When most people think of sapphire, their minds go straight to that amazing, breathtaking blue. And who can blame them? That color is the stuff of fairytales—like Princess Diana's and then Kate Middleton's engagement ring kind of fairytales.
Sapphires for centuries have symbolized nobility, sincerity, truth and faithfulness. Like many other gemstones, it has traditionally been used to decorate royalty.
Sapphires come in just about every color you can imagine.

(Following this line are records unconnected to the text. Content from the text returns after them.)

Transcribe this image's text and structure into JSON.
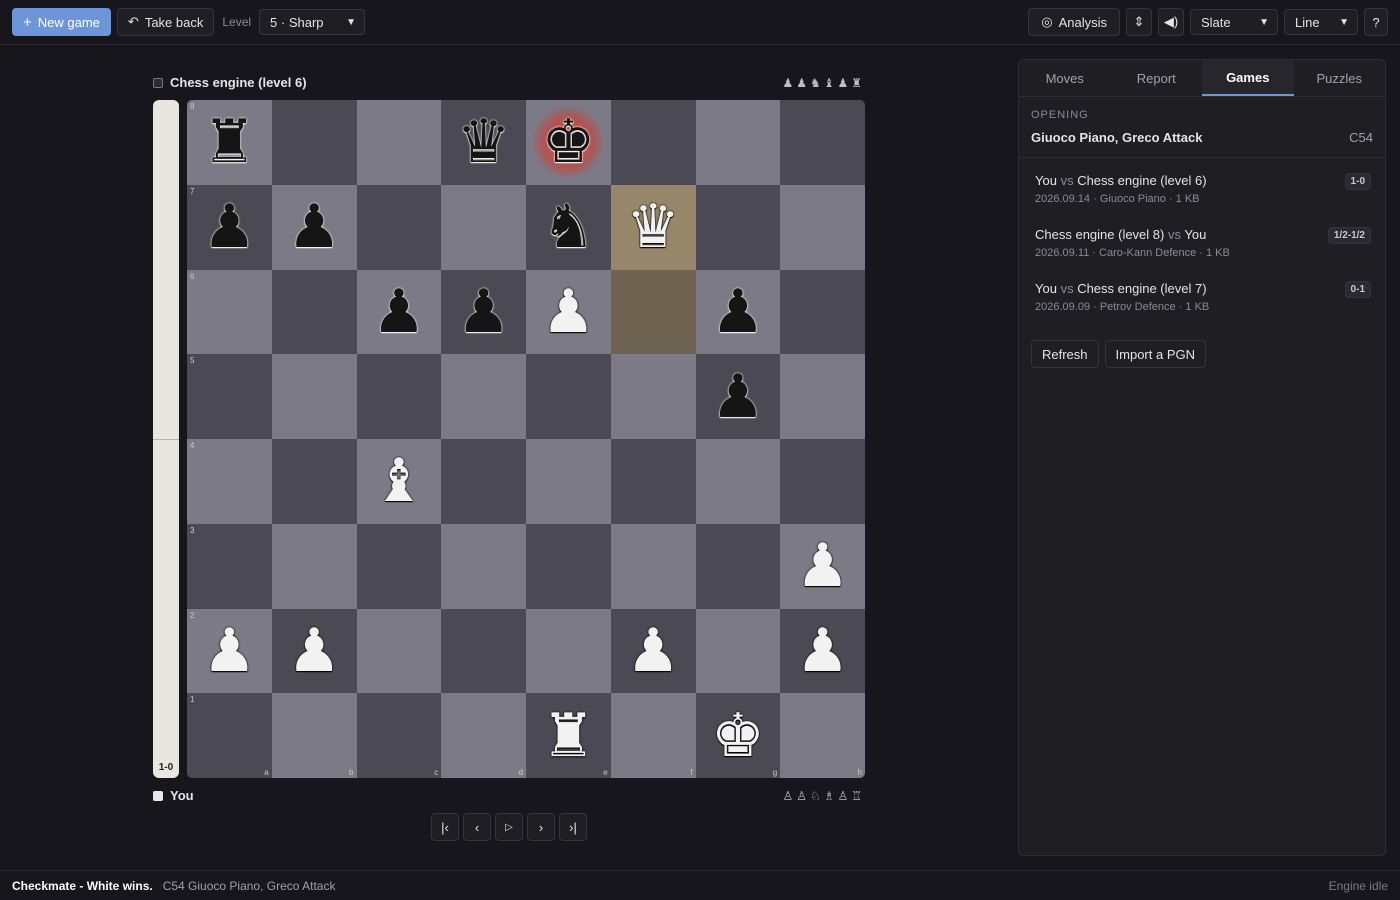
{
  "toolbar": {
    "new_game": "New game",
    "take_back": "Take back",
    "level_label": "Level",
    "level_value": "5 · Sharp",
    "analysis": "Analysis",
    "theme_value": "Slate",
    "style_value": "Line"
  },
  "top_player": {
    "name": "Chess engine (level 6)",
    "captured": "♟♟♞♝♟♜"
  },
  "bottom_player": {
    "name": "You",
    "captured": "♙♙♘♗♙♖"
  },
  "eval": {
    "score": "1-0",
    "white_fraction": 1.0
  },
  "board": {
    "ranks": [
      "8",
      "7",
      "6",
      "5",
      "4",
      "3",
      "2",
      "1"
    ],
    "files": [
      "a",
      "b",
      "c",
      "d",
      "e",
      "f",
      "g",
      "h"
    ],
    "rows": [
      [
        "r",
        "",
        "",
        "q",
        "k",
        "",
        "",
        ""
      ],
      [
        "p",
        "p",
        "",
        "",
        "n",
        "Q",
        "",
        ""
      ],
      [
        "",
        "",
        "p",
        "p",
        "P",
        "",
        "p",
        ""
      ],
      [
        "",
        "",
        "",
        "",
        "",
        "",
        "p",
        ""
      ],
      [
        "",
        "",
        "B",
        "",
        "",
        "",
        "",
        ""
      ],
      [
        "",
        "",
        "",
        "",
        "",
        "",
        "",
        "P"
      ],
      [
        "P",
        "P",
        "",
        "",
        "",
        "P",
        "",
        "P"
      ],
      [
        "",
        "",
        "",
        "",
        "R",
        "",
        "K",
        ""
      ]
    ],
    "last_move": [
      "f7",
      "f6"
    ],
    "check_square": "e8"
  },
  "panel": {
    "tabs": [
      "Moves",
      "Report",
      "Games",
      "Puzzles"
    ],
    "active_tab": "Games",
    "opening_label": "OPENING",
    "opening_name": "Giuoco Piano, Greco Attack",
    "opening_eco": "C54",
    "games": [
      {
        "white": "You",
        "vs": "vs",
        "black": "Chess engine (level 6)",
        "meta": "2026.09.14 · Giuoco Piano · 1 KB",
        "result": "1-0"
      },
      {
        "white": "Chess engine (level 8)",
        "vs": "vs",
        "black": "You",
        "meta": "2026.09.11 · Caro-Kann Defence · 1 KB",
        "result": "1/2-1/2"
      },
      {
        "white": "You",
        "vs": "vs",
        "black": "Chess engine (level 7)",
        "meta": "2026.09.09 · Petrov Defence · 1 KB",
        "result": "0-1"
      }
    ],
    "refresh": "Refresh",
    "import_pgn": "Import a PGN"
  },
  "status": {
    "main": "Checkmate - White wins.",
    "sub": "C54 Giuoco Piano, Greco Attack",
    "engine": "Engine idle"
  },
  "colors": {
    "accent": "#6d96d9",
    "light_square": "#7b7a86",
    "dark_square": "#4b4a54",
    "check": "#e6463c"
  }
}
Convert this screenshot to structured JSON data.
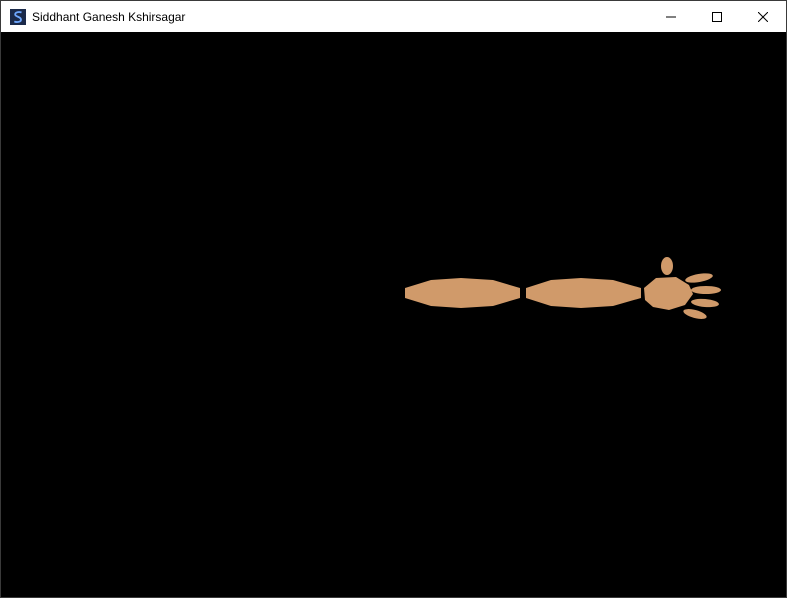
{
  "window": {
    "title": "Siddhant Ganesh Kshirsagar",
    "app_icon": "opengl-app-icon",
    "controls": {
      "minimize_icon": "minimize-icon",
      "maximize_icon": "maximize-icon",
      "close_icon": "close-icon"
    }
  },
  "scene": {
    "background_color": "#000000",
    "skin_color": "#D09A6A",
    "parts": [
      "upper-arm",
      "forearm",
      "palm",
      "thumb",
      "finger-1",
      "finger-2",
      "finger-3",
      "finger-4"
    ]
  }
}
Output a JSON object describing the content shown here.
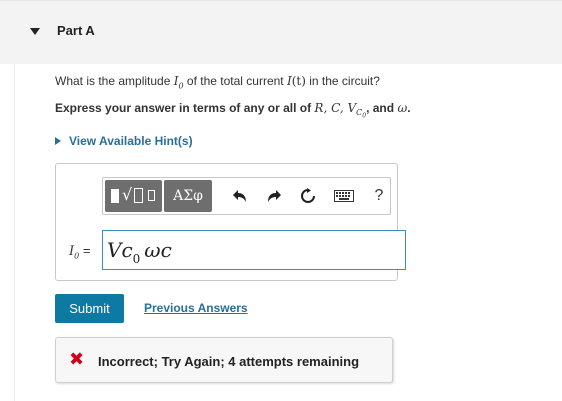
{
  "part": {
    "title": "Part A"
  },
  "question": {
    "prefix": "What is the amplitude ",
    "symbol_main": "I",
    "symbol_sub": "0",
    "middle": " of the total current ",
    "func": "I",
    "func_arg": "(t)",
    "suffix": " in the circuit?"
  },
  "instruction": {
    "prefix": "Express your answer in terms of any or all of ",
    "vars": "R, C, V",
    "vc_sub": "C",
    "vc_subsub": "0",
    "and": ", and ",
    "omega": "ω",
    "end": "."
  },
  "hint": {
    "label": "View Available Hint(s)"
  },
  "toolbar": {
    "template_icon": "templates-icon",
    "greek_label": "ΑΣφ",
    "undo_icon": "undo-icon",
    "redo_icon": "redo-icon",
    "reset_icon": "reset-icon",
    "keyboard_icon": "keyboard-icon",
    "help_label": "?"
  },
  "answer": {
    "label_symbol": "I",
    "label_sub": "0",
    "label_eq": " =",
    "value_v": "Vc",
    "value_sub": "0",
    "value_rest": "ωc"
  },
  "actions": {
    "submit_label": "Submit",
    "previous_label": "Previous Answers"
  },
  "feedback": {
    "icon": "incorrect-x-icon",
    "text": "Incorrect; Try Again; 4 attempts remaining",
    "color": "#d0021b"
  },
  "colors": {
    "link": "#2a6f97",
    "submit_bg": "#0c7aa3",
    "header_bg": "#f3f3f3"
  }
}
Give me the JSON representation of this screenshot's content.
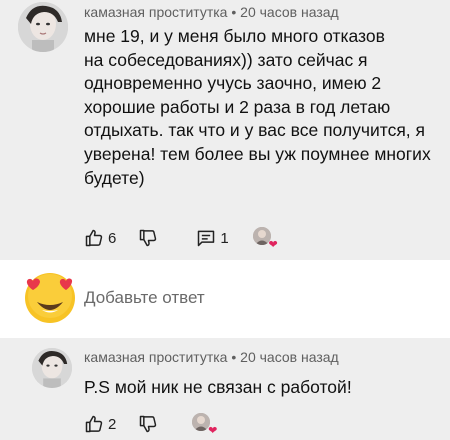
{
  "comments": [
    {
      "author": "камазная проститутка",
      "separator": "•",
      "time": "20 часов назад",
      "lines": [
        "мне 19, и у меня было много отказов",
        "на собеседованиях)) зато сейчас я",
        "одновременно учусь заочно, имею 2",
        "хорошие работы и 2 раза в год летаю",
        "отдыхать. так что и у вас все получится, я",
        "уверена! тем более вы уж поумнее многих",
        "будете)"
      ],
      "likes": "6",
      "replies": "1"
    },
    {
      "author": "камазная проститутка",
      "separator": "•",
      "time": "20 часов назад",
      "lines": [
        "P.S мой ник не связан с работой!"
      ],
      "likes": "2"
    }
  ],
  "reply_box": {
    "placeholder": "Добавьте ответ"
  },
  "icons": {
    "like": "thumbs-up-icon",
    "dislike": "thumbs-down-icon",
    "reply": "comment-icon",
    "creator_heart": "heart-icon",
    "emoji": "heart-eyes-emoji-icon"
  },
  "colors": {
    "comment_bg": "#eeeeee",
    "meta_text": "#5f5f5f",
    "heart": "#e0245e",
    "emoji_face": "#f7c325",
    "emoji_heart": "#e8374b"
  }
}
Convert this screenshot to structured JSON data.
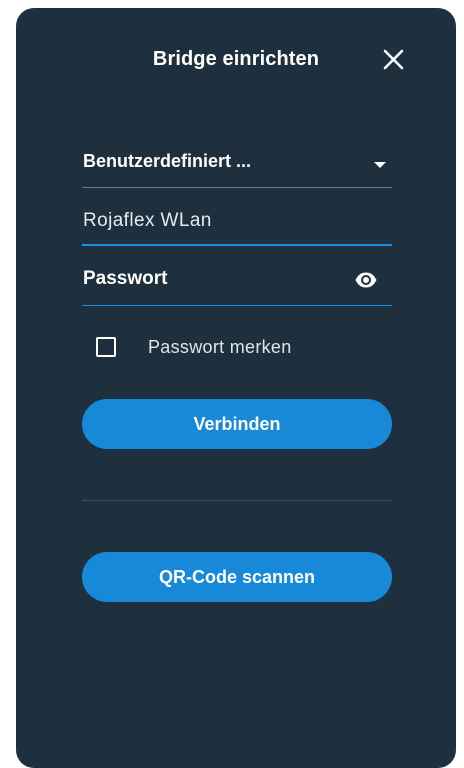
{
  "dialog": {
    "title": "Bridge einrichten",
    "close_icon": "close-icon"
  },
  "network_select": {
    "selected_value": "Benutzerdefiniert ...",
    "icon": "dropdown-arrow-icon"
  },
  "ssid_field": {
    "value": "Rojaflex WLan"
  },
  "password_field": {
    "placeholder": "Passwort",
    "value": "",
    "icon": "eye-icon"
  },
  "remember_password": {
    "label": "Passwort merken",
    "checked": false
  },
  "buttons": {
    "connect_label": "Verbinden",
    "qr_label": "QR-Code scannen"
  },
  "colors": {
    "background": "#1e303d",
    "accent": "#1889d9",
    "text": "#ffffff"
  }
}
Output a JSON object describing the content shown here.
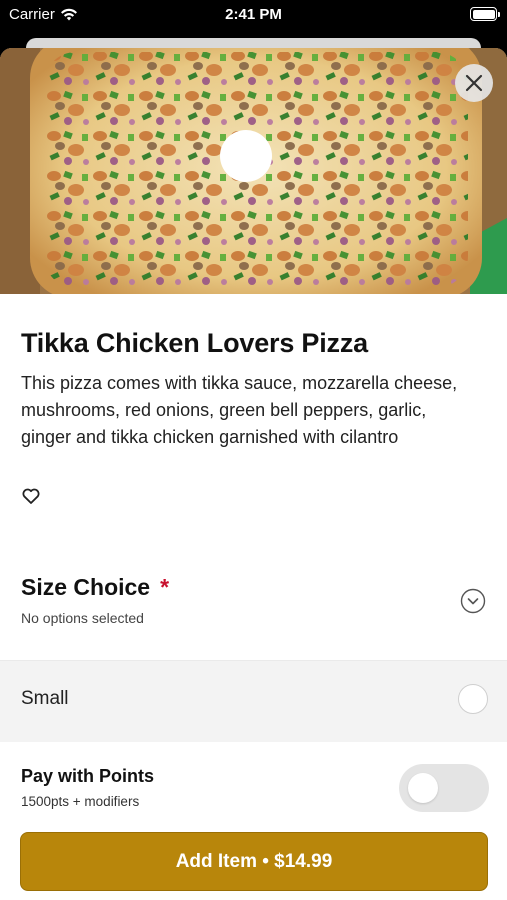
{
  "status_bar": {
    "carrier": "Carrier",
    "time": "2:41 PM",
    "icons": [
      "wifi-icon",
      "battery-icon"
    ]
  },
  "product": {
    "name": "Tikka Chicken Lovers Pizza",
    "description": "This pizza comes with tikka sauce, mozzarella cheese, mushrooms, red onions, green bell peppers, garlic, ginger and tikka chicken garnished with cilantro",
    "favorite_icon": "heart-outline-icon",
    "close_icon": "close-icon"
  },
  "size_choice": {
    "title": "Size Choice",
    "required_marker": "*",
    "status": "No options selected",
    "expand_icon": "chevron-down-circle-icon",
    "options": [
      {
        "label": "Small",
        "selected": false
      }
    ]
  },
  "points": {
    "title": "Pay with Points",
    "subtitle": "1500pts + modifiers",
    "enabled": false
  },
  "cta": {
    "label": "Add Item • $14.99"
  },
  "colors": {
    "accent": "#b8860b",
    "required": "#c8102e"
  }
}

Blue is certainly my favorite, but did you know that sapphires come in just about every color you can imagine? We talked about its famous sister—the ruby—back in July. Along with ruby, sapphire is a member of the Corundum family. Any color of the mineral that is not ruby red is considered a sapphire. It can be blue, green, pink, orange, brown, yellow—even gray or black. Some even have intriguing color-change properties. So don't consider yourself limited to blue if you are lucky enough to call sapphire your birthstone!
The most saturated and vividly-colored blue and most highly-valued stones have traditionally been found in Burma, Kashmir and Sri Lanka (formerly known as Ceylon), but sapphires are also mined in a variety of places, such as Thailand, Australia, Madagascar, Tanzania and even here in North America.